J. Med. Chem. 2014, 57, 16, 6949–6964.
The most essential role of antibody-drug conjugates (ADCs) is the release of cytotoxic molecules in the cytoplasm, which is achieved by destroying the chemical linker between the antibody and the cytotoxic molecule. Thus, choosing a suitable linker is highly critical to ADCs. The ideal ADCs linker must satisfy the following conditions: it must be stable enough in the peripheral blood circulation to avoid the toxicity caused by the release of cytotoxic molecules. Thus, it can effectively release small cytotoxins after ADCs internalization. The key to ADCs therapeutic effect is to select a suitable linker and couple with the appropriate number of cytotoxins at the reaction site. The linkers can be divided into cleavable linkers and non-cleavable linkers based on their dissociation properties.
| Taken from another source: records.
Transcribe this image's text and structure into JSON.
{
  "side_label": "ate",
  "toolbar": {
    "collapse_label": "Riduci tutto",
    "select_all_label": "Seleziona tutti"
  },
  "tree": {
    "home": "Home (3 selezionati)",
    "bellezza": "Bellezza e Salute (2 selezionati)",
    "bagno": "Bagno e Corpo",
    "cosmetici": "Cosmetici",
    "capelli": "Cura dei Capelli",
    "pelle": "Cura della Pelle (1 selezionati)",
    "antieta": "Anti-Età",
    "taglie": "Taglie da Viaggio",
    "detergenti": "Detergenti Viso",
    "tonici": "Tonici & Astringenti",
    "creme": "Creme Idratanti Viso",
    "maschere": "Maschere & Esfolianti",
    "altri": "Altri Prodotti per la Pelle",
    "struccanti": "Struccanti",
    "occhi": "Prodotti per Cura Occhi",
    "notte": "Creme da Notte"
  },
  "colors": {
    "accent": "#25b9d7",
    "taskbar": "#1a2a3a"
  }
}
Non-cleavable linkers stabilized in the blood circulation system and tumor cells, such as thioethers linkers and amides linkers. After being engulfed by tumor cells, antibody-drug conjugates (ADCs) monoclonal antibodies (mAbs) are degraded in lysosomes, releasing small-molecule cytotoxic from the linker to exert antitumor effects. With this mechanism, differences between parent drugs and potential ADCs metabolites must be taken into consideration. For example, MMAE, a protein-based anti-mitotic drug, is most potent in its native form and is therefore poorly suited for derivatization with non-cleavable linkers. Conversely, MMAF retained its potency even when linked with a simple alkyl chain in vitro and in vivo. One proposed mechanism for the decreased efficacy of non-cleavable linked ADCs is that drugs bearing charged amino acids suffer from decreased membrane permeability, limiting their ability to kill nearby cells. Several non-cleavable alkyl and polymeric linkers have been explored in ADCs development. A notable example is the MCC amine-to-sulfhydryl bifunctional cross-linker featured in T-DM, this linker is especially useful as the cyclohexane ring provides a steric hindrance that decreases the hydrolysis of the resulting thioether.